*** Begin section ***

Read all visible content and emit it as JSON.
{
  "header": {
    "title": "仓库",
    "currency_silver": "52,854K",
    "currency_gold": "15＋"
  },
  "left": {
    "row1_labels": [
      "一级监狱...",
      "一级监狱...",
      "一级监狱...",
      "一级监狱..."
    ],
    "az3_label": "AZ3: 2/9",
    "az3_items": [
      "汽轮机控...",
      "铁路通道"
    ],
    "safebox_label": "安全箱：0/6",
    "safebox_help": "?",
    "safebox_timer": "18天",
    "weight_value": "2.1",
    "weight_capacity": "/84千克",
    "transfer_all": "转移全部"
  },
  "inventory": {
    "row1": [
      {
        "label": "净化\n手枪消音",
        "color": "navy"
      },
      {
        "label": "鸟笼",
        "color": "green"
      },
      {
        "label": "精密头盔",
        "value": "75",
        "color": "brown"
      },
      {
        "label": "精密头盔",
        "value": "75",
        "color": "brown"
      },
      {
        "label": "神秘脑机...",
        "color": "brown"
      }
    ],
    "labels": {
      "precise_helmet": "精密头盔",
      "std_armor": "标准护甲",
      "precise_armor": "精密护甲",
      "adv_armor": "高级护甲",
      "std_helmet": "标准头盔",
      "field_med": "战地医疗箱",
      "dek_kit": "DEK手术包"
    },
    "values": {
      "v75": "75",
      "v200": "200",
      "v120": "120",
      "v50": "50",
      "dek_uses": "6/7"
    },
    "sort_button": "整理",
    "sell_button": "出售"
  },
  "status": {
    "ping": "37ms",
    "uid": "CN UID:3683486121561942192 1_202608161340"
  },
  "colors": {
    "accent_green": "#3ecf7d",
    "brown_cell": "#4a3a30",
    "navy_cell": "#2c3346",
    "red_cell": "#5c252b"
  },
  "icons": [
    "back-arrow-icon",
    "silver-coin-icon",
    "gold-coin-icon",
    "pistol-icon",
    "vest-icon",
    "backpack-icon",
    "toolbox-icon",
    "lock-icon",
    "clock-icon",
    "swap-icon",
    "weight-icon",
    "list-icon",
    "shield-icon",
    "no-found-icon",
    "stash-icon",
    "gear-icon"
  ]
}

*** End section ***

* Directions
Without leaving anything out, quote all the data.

* Solution to this exercise
Read all visible content and emit it as JSON.
{
  "header": {
    "title": "仓库",
    "currency_silver": "52,854K",
    "currency_gold": "15＋"
  },
  "left": {
    "row1_labels": [
      "一级监狱...",
      "一级监狱...",
      "一级监狱...",
      "一级监狱..."
    ],
    "az3_label": "AZ3: 2/9",
    "az3_items": [
      "汽轮机控...",
      "铁路通道"
    ],
    "safebox_label": "安全箱：0/6",
    "safebox_help": "?",
    "safebox_timer": "18天",
    "weight_value": "2.1",
    "weight_capacity": "/84千克",
    "transfer_all": "转移全部"
  },
  "inventory": {
    "row1": [
      {
        "label": "净化\n手枪消音",
        "color": "navy"
      },
      {
        "label": "鸟笼",
        "color": "green"
      },
      {
        "label": "精密头盔",
        "value": "75",
        "color": "brown"
      },
      {
        "label": "精密头盔",
        "value": "75",
        "color": "brown"
      },
      {
        "label": "神秘脑机...",
        "color": "brown"
      }
    ],
    "labels": {
      "precise_helmet": "精密头盔",
      "std_armor": "标准护甲",
      "precise_armor": "精密护甲",
      "adv_armor": "高级护甲",
      "std_helmet": "标准头盔",
      "field_med": "战地医疗箱",
      "dek_kit": "DEK手术包"
    },
    "values": {
      "v75": "75",
      "v200": "200",
      "v120": "120",
      "v50": "50",
      "dek_uses": "6/7"
    },
    "sort_button": "整理",
    "sell_button": "出售"
  },
  "status": {
    "ping": "37ms",
    "uid": "CN UID:3683486121561942192 1_202608161340"
  },
  "colors": {
    "accent_green": "#3ecf7d",
    "brown_cell": "#4a3a30",
    "navy_cell": "#2c3346",
    "red_cell": "#5c252b"
  },
  "icons": [
    "back-arrow-icon",
    "silver-coin-icon",
    "gold-coin-icon",
    "pistol-icon",
    "vest-icon",
    "backpack-icon",
    "toolbox-icon",
    "lock-icon",
    "clock-icon",
    "swap-icon",
    "weight-icon",
    "list-icon",
    "shield-icon",
    "no-found-icon",
    "stash-icon",
    "gear-icon"
  ]
}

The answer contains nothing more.